Rolling, 30-day contracts are more common for mobile broadband and you can buy tariffs of nearly every available speed and data allowance on rolling contracts from most providers. Monthly prices for no contract mobile broadband deals are comparable with contract deals although you may have to buy the equipment—such as dongle or portable hotspot—up from if you opt for the no contract option.
See our guide to short-term and no contract home and mobile broadband for more information about the perks, pitfalls, and providers of internet without an annual contract.
How to Improve Your Credit Score
Credit scores are built over years and you can’t exactly go back in time and pay that bill on time or expunge a CCJ for debt. But there are some things you can start doing immediately to repair your credit score for the future.
- Make sure you’re on the electoral registrar. Whether or not you vote doesn’t have anything to do with your credit score, but electoral rolls are public. Being registered to vote allows lenders and credit raters to verify you are who you say you are and you live where you say you do. The more information they know about you, the more confidence they have in lending you money. Registering to vote is the easiest way to see a quick boost in your credit score.

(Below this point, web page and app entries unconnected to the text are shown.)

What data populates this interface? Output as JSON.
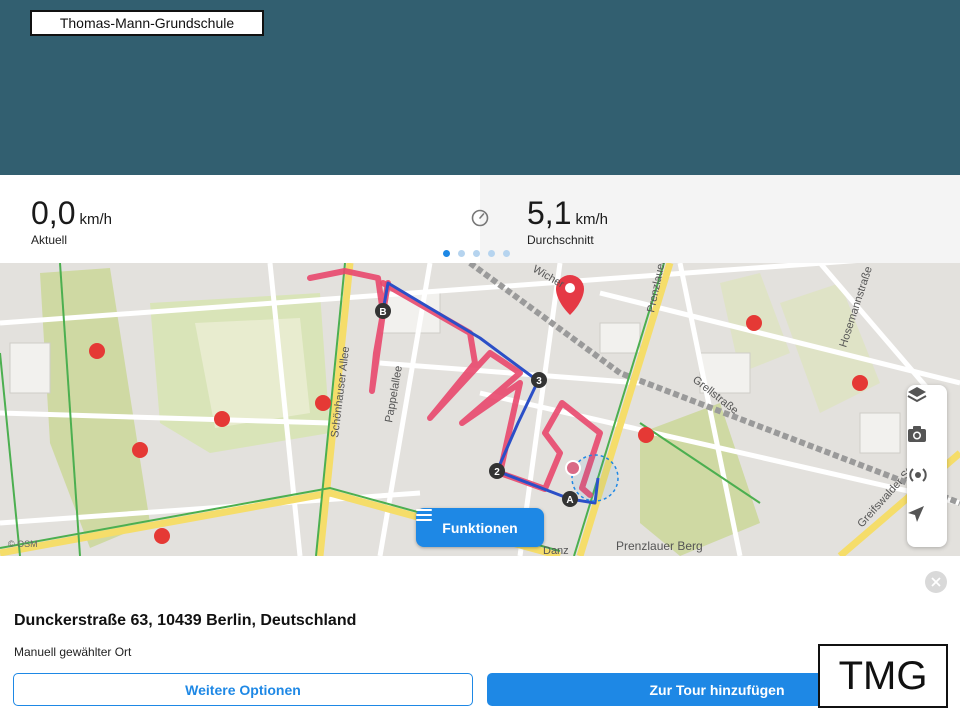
{
  "header": {
    "school_label": "Thomas-Mann-Grundschule"
  },
  "stats": {
    "current": {
      "value": "0,0",
      "unit": "km/h",
      "label": "Aktuell"
    },
    "average": {
      "value": "5,1",
      "unit": "km/h",
      "label": "Durchschnitt"
    },
    "pager": {
      "count": 5,
      "active_index": 0
    }
  },
  "map": {
    "street_labels": [
      "Schönhauser Allee",
      "Pappelallee",
      "Grellstraße",
      "Prenzlauer",
      "Hosemannstraße",
      "Greifswalder Str",
      "Prenzlauer Berg",
      "Danz",
      "Wicher"
    ],
    "route_markers": [
      "A",
      "B",
      "2",
      "3"
    ],
    "attribution": "© OSM",
    "functions_button": "Funktionen",
    "tools": [
      "layers-icon",
      "camera-icon",
      "radar-icon",
      "locate-icon"
    ]
  },
  "panel": {
    "address": "Dunckerstraße 63, 10439 Berlin, Deutschland",
    "subtitle": "Manuell gewählter Ort",
    "more_options": "Weitere Optionen",
    "add_to_tour": "Zur Tour hinzufügen",
    "tmg_stamp": "TMG"
  },
  "colors": {
    "header": "#325f70",
    "accent": "#1e88e5",
    "route": "#e8486d",
    "path": "#2b4fc7"
  }
}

- Get your credit file and correct any mistakes in it, such as an incorrect address.
- See if your credit score is linked to another person such as a spouse or family member through a joint account. If this person has a poor credit score, it could impact you too. Close joint accounts if possible and practical.
- Pay your existing bills on time, including utilities bills and mobile phone bills and yes, your broadband bill.

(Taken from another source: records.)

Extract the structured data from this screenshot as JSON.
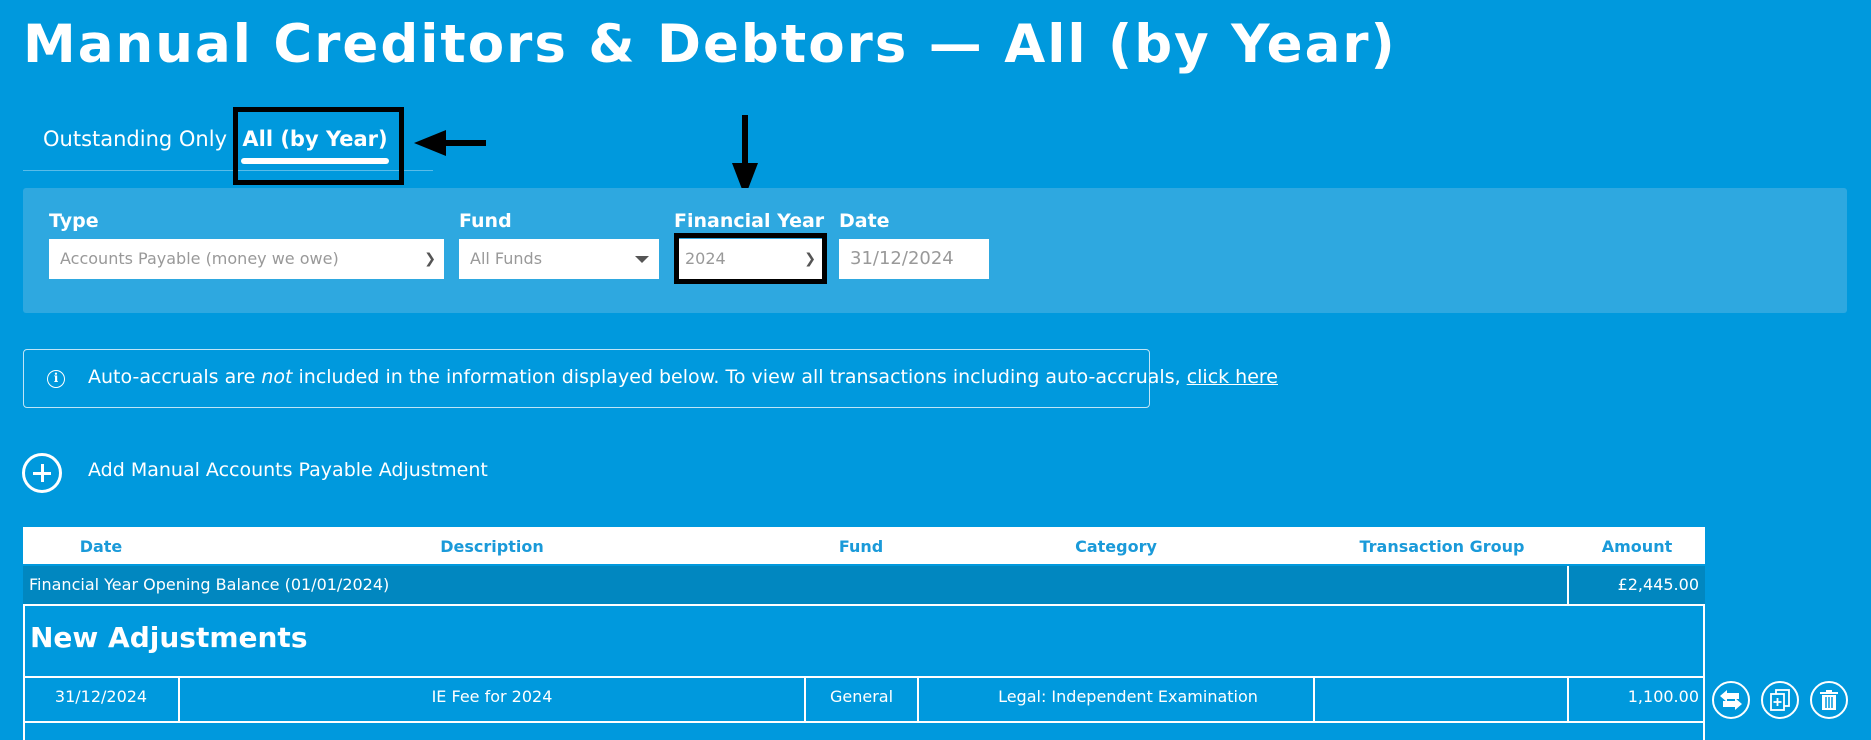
{
  "page": {
    "title": "Manual Creditors & Debtors — All (by Year)"
  },
  "tabs": [
    {
      "label": "Outstanding Only",
      "active": false
    },
    {
      "label": "All (by Year)",
      "active": true
    }
  ],
  "filters": {
    "type": {
      "label": "Type",
      "value": "Accounts Payable (money we owe)"
    },
    "fund": {
      "label": "Fund",
      "value": "All Funds"
    },
    "financial_year": {
      "label": "Financial Year",
      "value": "2024"
    },
    "date": {
      "label": "Date",
      "value": "31/12/2024"
    }
  },
  "info": {
    "text_before": "Auto-accruals are ",
    "emphasis": "not",
    "text_after": " included in the information displayed below. To view all transactions including auto-accruals, ",
    "link_label": "click here"
  },
  "add_action": {
    "label": "Add Manual Accounts Payable Adjustment"
  },
  "table": {
    "columns": [
      "Date",
      "Description",
      "Fund",
      "Category",
      "Transaction Group",
      "Amount"
    ],
    "opening_balance": {
      "label": "Financial Year Opening Balance (01/01/2024)",
      "amount": "£2,445.00"
    },
    "section_title": "New Adjustments",
    "rows": [
      {
        "date": "31/12/2024",
        "description": "IE Fee for 2024",
        "fund": "General",
        "category": "Legal: Independent Examination",
        "transaction_group": "",
        "amount": "1,100.00"
      }
    ]
  },
  "row_actions": [
    "swap-icon",
    "duplicate-icon",
    "trash-icon"
  ],
  "colors": {
    "background": "#0099dd",
    "panel": "#2ea8e0",
    "opening_row": "#0187c0",
    "header_text": "#1a9ad9"
  }
}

- Cancel unused credit cards, debit cards, store cards, and mobile phone contracts
- If you do have debt, pay it off; if possible, pay more than the minimum payment, to signal to a prospective lender (in this case, a broadband provider) that you’re reliable and can handle repayments and are proactively managing debt.
- Take out a credit building pre-paid card. Make a few purchases on it each month and consistently pay off the balance
If You’re Having Trouble Paying Your Broadband Bill
If you’re having trouble paying for your broadband, providers urge you to contact them before you miss a payment. Once contacted, your provider can potentially work out a repayment plan for you and possibly waive any late payment fees you would otherwise face.
Late or non-payment of bills or the failure of a direct debit without notice can incur fees that range from £5 to £25 and lead to the restriction of your services. For instance, if you don’t pay your bill, your supplier can place a block on your internet connection so you are only able to navigate to their website to make a payment. Lifting these restrictions sometimes incurs an additional fee. Providers can also disconnect your broadband entirely and suspend your contract—which may incur another fee. Connections can sometimes be re-established for a fee, but you might have to take out another contract if you want to resume service and some providers will insist on a
waiting period if you’ve previously been disconnected—or not approve you at all for additional services.
Additionally, late and non-payment of your bill and contract cancellation will also negatively impact your credit score and cause you to face difficulties obtaining not just a broadband contract but also mortgages, leases, and car loans in the future.
For more information about late payment fees and contract cancellation, see our guide to avoiding extra fees on your broadband contract.